Dementia & the Durable Power of Attorney

You may notice the symptoms slowly over time: changes in memory, forgetting where the car was parked, changes in speech, or the way they walk. When a loved one is diagnosed with dementia, the questions of what is to come next rush in all at once: What will this mean for our household management? Who will take care of them when they are no longer able to? Should I still work to save money we’ll need or would it be better to stay home? Does our insurance cover care? How will the kids take this?

Dementia is a disease that impacts the whole family and every component of an individual’s life. One aspect that families may not think of right away is the legal facets of the disease. Dementia is umbrella term used to talk about a group of fatal brain diseases that cannot be stopped or even slowed. Some of the most common forms include Parkinson’s, Alzheimer’s, and Frontal Temporal Lobe Dementia. A devastating diagnosis like this is one of the triggers for reviewing and updating any legal documents you may have such as a living will. It is common for individuals to feel differently about their decisions when they are facing a real disease and have new information rather than hypothetically imagining their own experience of aging. You may also want to add a few documents that you didn’t previous have such as a POLST- Physicians Orders for Life Sustaining Treatment that acts as a quick guide to any emergency responder, caregiver, hospice worker or other healthcare worker in the home and can easily be taken to the hospital.

The most important document that will be the focus of this blog post is a legal document called, The Durable Power of Attorney. When appointing a Power of Attorney (POA), you are selecting someone you trust to execute your wishes. As long as an individual is of sound mind and able to understand the choices they have to make, they are able to still make decisions regarding their healthcare, finances, etc. In a regular POA you are granting legal rights for an individual to do things on your behalf and can define the scope of this power; however it ends should the person become incapacitated or die. The critical piece for those with dementia is to make the document a “durable” power of attorney. This means that the power of attorney will still be in effect even when the disease has rendered the individual legally incapacitated and unable to make decisions on their behalf. Because of the inevitable decline of brain disease, creating a legal safety net and someone to speak on behalf of those with the disease is one of the first steps to take after a diagnosis. 

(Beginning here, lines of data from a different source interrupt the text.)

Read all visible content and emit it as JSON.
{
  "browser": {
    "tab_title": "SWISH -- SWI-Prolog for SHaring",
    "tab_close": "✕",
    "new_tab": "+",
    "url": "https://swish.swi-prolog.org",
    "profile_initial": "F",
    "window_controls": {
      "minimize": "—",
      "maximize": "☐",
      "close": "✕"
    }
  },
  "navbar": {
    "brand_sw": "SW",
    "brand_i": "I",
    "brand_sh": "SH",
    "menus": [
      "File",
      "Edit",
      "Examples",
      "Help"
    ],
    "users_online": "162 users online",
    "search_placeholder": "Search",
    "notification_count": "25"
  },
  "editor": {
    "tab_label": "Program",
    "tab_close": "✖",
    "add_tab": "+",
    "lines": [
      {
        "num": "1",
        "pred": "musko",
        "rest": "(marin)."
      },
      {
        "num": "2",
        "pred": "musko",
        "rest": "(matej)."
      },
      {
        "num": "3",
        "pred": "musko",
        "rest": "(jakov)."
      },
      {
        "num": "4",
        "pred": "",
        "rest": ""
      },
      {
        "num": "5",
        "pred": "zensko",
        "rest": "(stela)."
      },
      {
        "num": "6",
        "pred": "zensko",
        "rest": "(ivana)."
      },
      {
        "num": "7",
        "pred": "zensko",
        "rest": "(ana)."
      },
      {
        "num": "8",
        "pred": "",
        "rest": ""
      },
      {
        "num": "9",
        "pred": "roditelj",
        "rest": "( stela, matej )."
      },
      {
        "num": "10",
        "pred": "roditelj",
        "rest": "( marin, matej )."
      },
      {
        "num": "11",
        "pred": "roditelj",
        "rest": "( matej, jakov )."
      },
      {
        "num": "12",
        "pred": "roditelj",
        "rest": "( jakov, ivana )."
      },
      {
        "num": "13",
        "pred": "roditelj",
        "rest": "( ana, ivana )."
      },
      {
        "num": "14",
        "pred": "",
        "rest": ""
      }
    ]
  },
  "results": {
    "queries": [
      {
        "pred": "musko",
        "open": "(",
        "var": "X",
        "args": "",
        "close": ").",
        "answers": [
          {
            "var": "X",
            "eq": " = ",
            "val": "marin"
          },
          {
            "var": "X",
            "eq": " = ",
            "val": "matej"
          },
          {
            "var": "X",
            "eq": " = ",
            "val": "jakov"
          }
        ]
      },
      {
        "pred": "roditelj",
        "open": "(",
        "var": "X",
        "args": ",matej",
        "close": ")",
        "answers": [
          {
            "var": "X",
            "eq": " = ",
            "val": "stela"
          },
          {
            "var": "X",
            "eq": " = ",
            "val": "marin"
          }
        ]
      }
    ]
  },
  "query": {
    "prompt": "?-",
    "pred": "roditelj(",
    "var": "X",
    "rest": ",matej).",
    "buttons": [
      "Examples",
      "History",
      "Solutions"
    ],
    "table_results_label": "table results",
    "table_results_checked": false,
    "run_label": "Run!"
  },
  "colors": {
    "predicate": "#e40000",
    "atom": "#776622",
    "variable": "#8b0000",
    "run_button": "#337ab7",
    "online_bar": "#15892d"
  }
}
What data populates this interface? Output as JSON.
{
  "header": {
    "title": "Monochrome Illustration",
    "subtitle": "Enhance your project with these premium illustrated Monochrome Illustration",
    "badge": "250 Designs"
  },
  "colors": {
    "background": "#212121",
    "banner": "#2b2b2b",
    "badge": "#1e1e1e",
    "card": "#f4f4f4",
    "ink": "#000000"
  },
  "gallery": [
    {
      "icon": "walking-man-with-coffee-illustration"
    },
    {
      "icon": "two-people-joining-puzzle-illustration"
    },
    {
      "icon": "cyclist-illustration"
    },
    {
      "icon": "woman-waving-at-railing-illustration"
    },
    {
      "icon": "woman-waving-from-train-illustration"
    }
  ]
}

For those facing any debilitating disease, especially those with dementia, designating a trusted person in an Advance Directive or Healthcare Power of Attorney is of vital importance. This document lays out decisions regarding specific treatment you would and would not like given certain scenarios and appoints a Healthcare Power of Attorney to make treatment and healthcare decisions on your behalf. This may include everything from what facility/ care setting they are in to the point at which life sustaining treatment such as resuscitation is used. When choosing a trusted person to be your advocate in this specific legal way, be sure to talk openly about your wishes and the values that support your decisions and how you came to the conclusions that you did. This will help your Healthcare POA to respond to unexpected situations and respect the spirit and specifics of your wishes.  

If the individual does not create a Durable Power of Attorney the family may need to go through a lengthy and expensive legal process to gain guardianship of a loved one with the disease. A guardian may also be appointed if the family has an irreconcilable disagreement about the finances or healthcare decisions being made for an individual. Finding a good Elder Law Attorney allows families to get the legal documents they need and the right language to best protect aging adult with dementia. The National Academy of Elder Law Attorneys has a national directory of qualified elder law attorneys who specializes in the legal aspects of aging adults. Click here to visit their website.

There are so many questions to answer after a diagnosis with dementia. You can bring your questions to Sound Options. Since 1989, our Geriatric Care Managers have been helping families in Puget Sound navigate the difficult decisions and care challenges for those with aging loved ones suffering from dementia. Our in-home caregivers also provide a customized and safe option to receive memory care right in the comfort of home. Begin your journey with a one-hour consultation with an RN or MSW expert in elder care. Leaning on their guidance and experience can make all the difference for families and loved ones carry the heavy burden. You’re not alone. You have Sound Options. 800.628.7649.  

Published on October 8, 2014.